be used for computation of the rate of return for shared network facilities shall be the authorized rate of return for plant used in interstate services, i.e., 12.75 percent. See Part III infra.7
The delay ordered by the FCC expires on April 3, 1984. The Court is advised by the parties that, in any event, (1) the Commission must allow the access tariffs filed by the Operating Companies, or some variation thereof, to become effective on April 15, 1984, inasmuch as the ENFIA tariffs which are based on voluntary agreements, expire on that date;
and (2) the Operating Company tariffs will take effect on May 1, 1984, under a provision of law which does not permit the FCC to suspend tariffs for more than five months.
The Court has not investigated or considered whether the Commission has the authority under its enabling statutes to ignore these deadlines and thus to prolong the present impasse. The Court assumes that the Commission will not do so, first, because that agency, like this Court, is surely sensitive to the need for everyone, particularly those in governmental authority, to minimize any existing uncertainties and their duration,
and second, because the Commission, like this Court in this and in past instances,
would not wish to precipitate a conflict between the agency's responsibilities and a court judgment.
For purposes of the resolution of the present motions, the Court will assume, therefore, that the current arrangement between AT&T and the Operating Companies is strictly of an interim nature and will expire in April 1984.
In addition to the conceptual objection to the AT&T-Operating Company arrangement -- that it perpetuates the partnership relationship among the entities -- those who oppose that arrangement attack primarily the rate of return that the Operating Companies will earn on their investment devoted to providing access to AT&T.
The current authorized rate of return is 12.75 percent;
yet the interim arrangement provides to the Operating Companies only a rate of 11.5 percent. The opponents suggest that it is difficult to understand why the Operating Companies would settle for a return less than that which, according to their representations both to the federal and state regulators, they require in the context of arm's length bargaining.
They view this lower rate of return as suspect, especially since, in their view, the Operating Companies expect to earn a rate of return of 12.75 percent from their end users. The basic response made by AT&T is that, whatever may be the authorized rate of return, various factors (e.g., wage increases and increases in depreciation rates) have combined to reduce the actual earnings realized under the joint rates to less than 11.5 percent,
and that an arrangement based on that figure is therefore justified.
AT&T's assumptions may well be correct, but the fact is that the precise basis therefor -- e.g., the impact of the wage increases on the rate of return -- has been a matter of understanding and agreement among the Bell System partners rather than of a tariff passed on by a governmental body with due opportunity for scrutiny of all the relevant factors. Similarly, Bell Atlantic states that the agreement "would require the BOCs to provide AT&T with access services in return for access charges, imposed on an arm's length basis, without the involvement of any sharing of costs or earnings between AT&T and the divested Bell Companies." Notice of Withdrawal at 4. Since the agreement represents a private arrangement between AT&T and the Operating Companies, these observations too, and others like them, must be taken largely on faith.
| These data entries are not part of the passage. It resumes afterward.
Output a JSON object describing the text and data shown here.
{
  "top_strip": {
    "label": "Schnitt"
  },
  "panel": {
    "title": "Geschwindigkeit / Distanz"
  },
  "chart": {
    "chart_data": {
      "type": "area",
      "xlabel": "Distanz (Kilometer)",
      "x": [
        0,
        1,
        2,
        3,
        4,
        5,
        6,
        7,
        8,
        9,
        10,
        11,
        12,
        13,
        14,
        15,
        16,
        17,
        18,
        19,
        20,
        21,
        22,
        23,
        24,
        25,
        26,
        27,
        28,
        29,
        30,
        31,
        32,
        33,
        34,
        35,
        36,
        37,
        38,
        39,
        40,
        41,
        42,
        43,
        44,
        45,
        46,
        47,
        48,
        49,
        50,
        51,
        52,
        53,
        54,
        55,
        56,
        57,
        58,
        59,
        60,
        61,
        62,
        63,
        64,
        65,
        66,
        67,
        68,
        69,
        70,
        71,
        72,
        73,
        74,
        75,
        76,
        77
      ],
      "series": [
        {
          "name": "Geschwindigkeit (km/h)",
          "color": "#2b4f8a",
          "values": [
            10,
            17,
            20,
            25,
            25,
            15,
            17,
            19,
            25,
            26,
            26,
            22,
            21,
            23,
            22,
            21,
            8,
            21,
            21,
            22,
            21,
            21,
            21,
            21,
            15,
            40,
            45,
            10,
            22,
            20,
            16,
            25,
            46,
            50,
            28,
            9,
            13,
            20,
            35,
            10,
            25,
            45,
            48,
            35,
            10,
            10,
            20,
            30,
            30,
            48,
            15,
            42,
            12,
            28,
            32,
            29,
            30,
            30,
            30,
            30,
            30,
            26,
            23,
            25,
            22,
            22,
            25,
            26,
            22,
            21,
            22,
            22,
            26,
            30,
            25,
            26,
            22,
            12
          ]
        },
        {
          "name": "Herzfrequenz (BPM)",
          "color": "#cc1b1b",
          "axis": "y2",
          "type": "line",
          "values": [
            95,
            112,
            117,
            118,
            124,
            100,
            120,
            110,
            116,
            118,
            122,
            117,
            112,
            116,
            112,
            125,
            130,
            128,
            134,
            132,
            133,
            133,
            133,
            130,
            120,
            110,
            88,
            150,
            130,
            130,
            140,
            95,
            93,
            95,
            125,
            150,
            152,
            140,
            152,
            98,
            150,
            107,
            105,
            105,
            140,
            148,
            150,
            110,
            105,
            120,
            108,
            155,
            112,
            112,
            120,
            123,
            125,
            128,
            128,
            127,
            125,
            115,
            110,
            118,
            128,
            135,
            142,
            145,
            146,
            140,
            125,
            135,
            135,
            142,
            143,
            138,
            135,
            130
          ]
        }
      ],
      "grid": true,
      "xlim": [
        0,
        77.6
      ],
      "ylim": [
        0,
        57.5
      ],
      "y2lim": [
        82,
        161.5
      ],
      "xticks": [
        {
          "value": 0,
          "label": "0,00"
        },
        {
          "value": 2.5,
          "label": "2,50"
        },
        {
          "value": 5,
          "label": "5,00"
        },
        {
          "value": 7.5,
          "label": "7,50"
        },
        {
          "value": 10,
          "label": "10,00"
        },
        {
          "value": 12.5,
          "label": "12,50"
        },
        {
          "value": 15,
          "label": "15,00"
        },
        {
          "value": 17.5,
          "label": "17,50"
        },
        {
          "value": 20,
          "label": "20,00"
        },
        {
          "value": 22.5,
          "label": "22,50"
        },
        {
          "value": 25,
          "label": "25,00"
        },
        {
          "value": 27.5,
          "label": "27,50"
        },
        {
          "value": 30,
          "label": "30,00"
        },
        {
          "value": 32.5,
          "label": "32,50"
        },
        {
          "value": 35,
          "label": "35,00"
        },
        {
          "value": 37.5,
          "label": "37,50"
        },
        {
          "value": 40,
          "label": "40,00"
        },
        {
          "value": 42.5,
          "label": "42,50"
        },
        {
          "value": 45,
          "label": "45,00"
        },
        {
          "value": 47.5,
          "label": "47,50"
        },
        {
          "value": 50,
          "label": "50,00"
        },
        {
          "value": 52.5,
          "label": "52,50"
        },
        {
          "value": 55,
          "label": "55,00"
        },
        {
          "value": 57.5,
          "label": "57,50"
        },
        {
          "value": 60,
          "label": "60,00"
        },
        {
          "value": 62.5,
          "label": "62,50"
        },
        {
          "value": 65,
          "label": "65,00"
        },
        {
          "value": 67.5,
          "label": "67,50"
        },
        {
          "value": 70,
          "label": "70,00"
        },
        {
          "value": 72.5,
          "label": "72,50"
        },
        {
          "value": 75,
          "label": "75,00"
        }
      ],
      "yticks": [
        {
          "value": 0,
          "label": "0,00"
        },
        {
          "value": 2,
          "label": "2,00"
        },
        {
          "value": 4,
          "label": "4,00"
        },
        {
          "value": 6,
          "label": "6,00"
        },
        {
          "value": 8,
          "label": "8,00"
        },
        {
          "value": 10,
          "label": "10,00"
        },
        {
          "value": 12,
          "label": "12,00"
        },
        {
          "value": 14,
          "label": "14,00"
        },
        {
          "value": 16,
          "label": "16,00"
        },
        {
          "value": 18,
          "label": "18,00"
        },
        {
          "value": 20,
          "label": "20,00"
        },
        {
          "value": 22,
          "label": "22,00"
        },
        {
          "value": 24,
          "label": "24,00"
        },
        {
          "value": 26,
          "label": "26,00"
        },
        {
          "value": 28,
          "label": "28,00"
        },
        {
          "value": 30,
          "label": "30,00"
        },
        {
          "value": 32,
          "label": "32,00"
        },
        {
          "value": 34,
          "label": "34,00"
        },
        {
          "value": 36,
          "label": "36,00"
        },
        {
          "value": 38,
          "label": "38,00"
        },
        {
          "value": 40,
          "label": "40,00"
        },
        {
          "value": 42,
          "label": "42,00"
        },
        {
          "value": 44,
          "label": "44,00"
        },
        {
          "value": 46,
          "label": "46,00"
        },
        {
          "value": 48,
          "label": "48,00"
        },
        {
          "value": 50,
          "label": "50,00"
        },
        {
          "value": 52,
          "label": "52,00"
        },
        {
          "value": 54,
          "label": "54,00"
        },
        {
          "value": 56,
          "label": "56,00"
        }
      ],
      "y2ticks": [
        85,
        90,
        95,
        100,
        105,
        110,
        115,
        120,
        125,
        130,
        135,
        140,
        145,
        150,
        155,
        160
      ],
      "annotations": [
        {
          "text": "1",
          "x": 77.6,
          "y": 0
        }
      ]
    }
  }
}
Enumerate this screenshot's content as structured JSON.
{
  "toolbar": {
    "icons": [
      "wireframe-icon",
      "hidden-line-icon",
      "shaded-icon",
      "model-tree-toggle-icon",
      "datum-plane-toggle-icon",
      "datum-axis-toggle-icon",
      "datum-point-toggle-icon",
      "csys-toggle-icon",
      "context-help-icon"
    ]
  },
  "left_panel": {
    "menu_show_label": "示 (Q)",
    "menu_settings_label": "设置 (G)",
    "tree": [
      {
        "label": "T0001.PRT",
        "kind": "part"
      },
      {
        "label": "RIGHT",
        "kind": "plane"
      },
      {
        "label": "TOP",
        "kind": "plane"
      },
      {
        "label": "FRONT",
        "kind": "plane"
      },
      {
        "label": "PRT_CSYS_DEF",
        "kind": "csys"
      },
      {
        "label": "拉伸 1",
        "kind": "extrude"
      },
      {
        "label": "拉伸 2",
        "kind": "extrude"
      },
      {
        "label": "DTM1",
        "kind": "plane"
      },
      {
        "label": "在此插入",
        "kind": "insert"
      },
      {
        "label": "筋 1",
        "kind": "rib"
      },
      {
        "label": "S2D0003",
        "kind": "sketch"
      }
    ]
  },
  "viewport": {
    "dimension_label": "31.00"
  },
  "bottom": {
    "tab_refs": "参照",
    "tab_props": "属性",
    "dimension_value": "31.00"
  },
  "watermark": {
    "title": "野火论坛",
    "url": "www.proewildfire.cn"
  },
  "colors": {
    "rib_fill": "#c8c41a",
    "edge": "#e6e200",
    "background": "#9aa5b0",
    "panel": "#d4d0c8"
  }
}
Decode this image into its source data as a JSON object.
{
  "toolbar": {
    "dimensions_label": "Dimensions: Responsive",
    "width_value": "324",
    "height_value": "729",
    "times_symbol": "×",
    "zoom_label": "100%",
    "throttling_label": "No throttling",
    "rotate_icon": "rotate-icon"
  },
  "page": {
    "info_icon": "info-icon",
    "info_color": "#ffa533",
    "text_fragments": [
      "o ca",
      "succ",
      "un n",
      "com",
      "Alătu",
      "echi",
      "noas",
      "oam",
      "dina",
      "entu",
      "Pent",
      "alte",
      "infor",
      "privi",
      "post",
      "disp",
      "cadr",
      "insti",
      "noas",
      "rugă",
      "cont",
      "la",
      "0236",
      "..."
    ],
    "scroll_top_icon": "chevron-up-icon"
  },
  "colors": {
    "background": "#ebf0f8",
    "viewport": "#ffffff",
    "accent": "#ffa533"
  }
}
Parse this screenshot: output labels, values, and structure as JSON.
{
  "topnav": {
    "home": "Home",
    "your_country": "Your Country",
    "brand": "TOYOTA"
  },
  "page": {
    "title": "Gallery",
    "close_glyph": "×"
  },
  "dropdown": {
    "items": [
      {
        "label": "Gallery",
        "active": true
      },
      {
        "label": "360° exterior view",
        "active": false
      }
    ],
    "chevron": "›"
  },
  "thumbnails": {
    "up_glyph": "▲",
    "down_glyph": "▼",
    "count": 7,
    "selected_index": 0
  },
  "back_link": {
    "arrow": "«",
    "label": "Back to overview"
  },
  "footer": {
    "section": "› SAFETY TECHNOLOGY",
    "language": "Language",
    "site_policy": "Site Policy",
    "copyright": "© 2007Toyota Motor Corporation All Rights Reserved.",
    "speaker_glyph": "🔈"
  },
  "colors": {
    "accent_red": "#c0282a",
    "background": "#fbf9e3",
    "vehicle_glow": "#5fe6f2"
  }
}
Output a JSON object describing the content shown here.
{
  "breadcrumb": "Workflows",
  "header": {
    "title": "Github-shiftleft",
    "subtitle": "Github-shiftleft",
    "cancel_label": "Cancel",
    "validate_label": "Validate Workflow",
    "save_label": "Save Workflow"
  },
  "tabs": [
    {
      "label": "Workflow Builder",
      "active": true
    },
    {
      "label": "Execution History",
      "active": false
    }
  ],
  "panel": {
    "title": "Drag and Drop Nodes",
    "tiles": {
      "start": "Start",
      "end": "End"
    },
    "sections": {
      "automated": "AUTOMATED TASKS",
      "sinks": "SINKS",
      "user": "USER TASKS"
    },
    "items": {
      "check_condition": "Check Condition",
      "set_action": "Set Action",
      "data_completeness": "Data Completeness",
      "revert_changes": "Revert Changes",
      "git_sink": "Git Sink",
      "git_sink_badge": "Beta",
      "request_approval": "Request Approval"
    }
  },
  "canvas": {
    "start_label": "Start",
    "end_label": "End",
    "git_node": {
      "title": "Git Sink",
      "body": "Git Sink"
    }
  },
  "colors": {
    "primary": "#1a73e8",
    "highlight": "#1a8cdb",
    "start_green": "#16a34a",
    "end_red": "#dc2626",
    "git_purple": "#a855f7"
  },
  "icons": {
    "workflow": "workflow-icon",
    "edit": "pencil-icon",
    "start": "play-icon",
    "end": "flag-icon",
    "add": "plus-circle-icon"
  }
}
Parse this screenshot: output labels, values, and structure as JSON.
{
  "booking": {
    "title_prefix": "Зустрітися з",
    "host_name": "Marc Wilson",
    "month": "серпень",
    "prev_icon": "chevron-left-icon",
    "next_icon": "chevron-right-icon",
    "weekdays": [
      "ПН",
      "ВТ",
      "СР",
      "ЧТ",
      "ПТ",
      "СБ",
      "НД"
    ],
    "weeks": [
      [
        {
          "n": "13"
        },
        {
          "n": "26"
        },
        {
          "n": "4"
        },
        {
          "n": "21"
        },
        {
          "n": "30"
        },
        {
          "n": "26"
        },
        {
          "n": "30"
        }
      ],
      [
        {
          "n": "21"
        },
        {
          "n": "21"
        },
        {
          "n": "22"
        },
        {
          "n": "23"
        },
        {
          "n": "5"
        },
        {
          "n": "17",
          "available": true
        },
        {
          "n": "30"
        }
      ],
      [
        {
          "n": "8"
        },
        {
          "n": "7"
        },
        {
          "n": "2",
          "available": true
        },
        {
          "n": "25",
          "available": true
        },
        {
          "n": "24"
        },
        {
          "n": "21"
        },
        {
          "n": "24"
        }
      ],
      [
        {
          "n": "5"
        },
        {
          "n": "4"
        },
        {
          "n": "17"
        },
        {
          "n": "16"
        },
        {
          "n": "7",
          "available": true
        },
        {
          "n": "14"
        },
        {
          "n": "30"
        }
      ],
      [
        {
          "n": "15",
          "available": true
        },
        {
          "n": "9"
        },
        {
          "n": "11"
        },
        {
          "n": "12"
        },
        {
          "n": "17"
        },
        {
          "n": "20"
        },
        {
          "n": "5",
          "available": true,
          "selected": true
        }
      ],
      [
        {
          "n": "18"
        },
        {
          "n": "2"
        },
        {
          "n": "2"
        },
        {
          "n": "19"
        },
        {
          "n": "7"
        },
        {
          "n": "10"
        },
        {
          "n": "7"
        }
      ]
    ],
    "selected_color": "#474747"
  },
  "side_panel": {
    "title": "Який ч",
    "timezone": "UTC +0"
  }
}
In fact, the agreement has not been submitted for approval either to this Court or to the FCC. That lack of outside scrutiny does raise some concerns.
Notwithstanding these considerations, the Court will grant a waiver of the decree's provisions so as to sanction the present arrangement for an interim period. The parties appear to have made an effort to approximate the access tariff mechanism contemplated by the decree as closely as they were able to do. The present arrangement is a relatively brief one, expiring approximately three months from the date of divestiture. And even that deviation from the terms of the decree was brought about not by a deliberate action of the parties but was, in effect, forced upon them by the FCC's failure to act on tariffs which had been timely submitted.
Accordingly, the Court hereby rules, in the exercise of its authority under sections VII and VIII(I) of the decree, that notwithstanding section II(D), section B(1) of Appendix B, the provisions of pp. 64-65 of the plan of reorganization, and the fundamental purpose of the decree to end the association between AT&T and the Operating Companies, these entities may, after January 1, 1984 and until April 3, 1984, operate with respect to compensation for AT&T's access according to the terms of their agreement announced to the Court by the Bell Atlantic notice of November 10, 1983.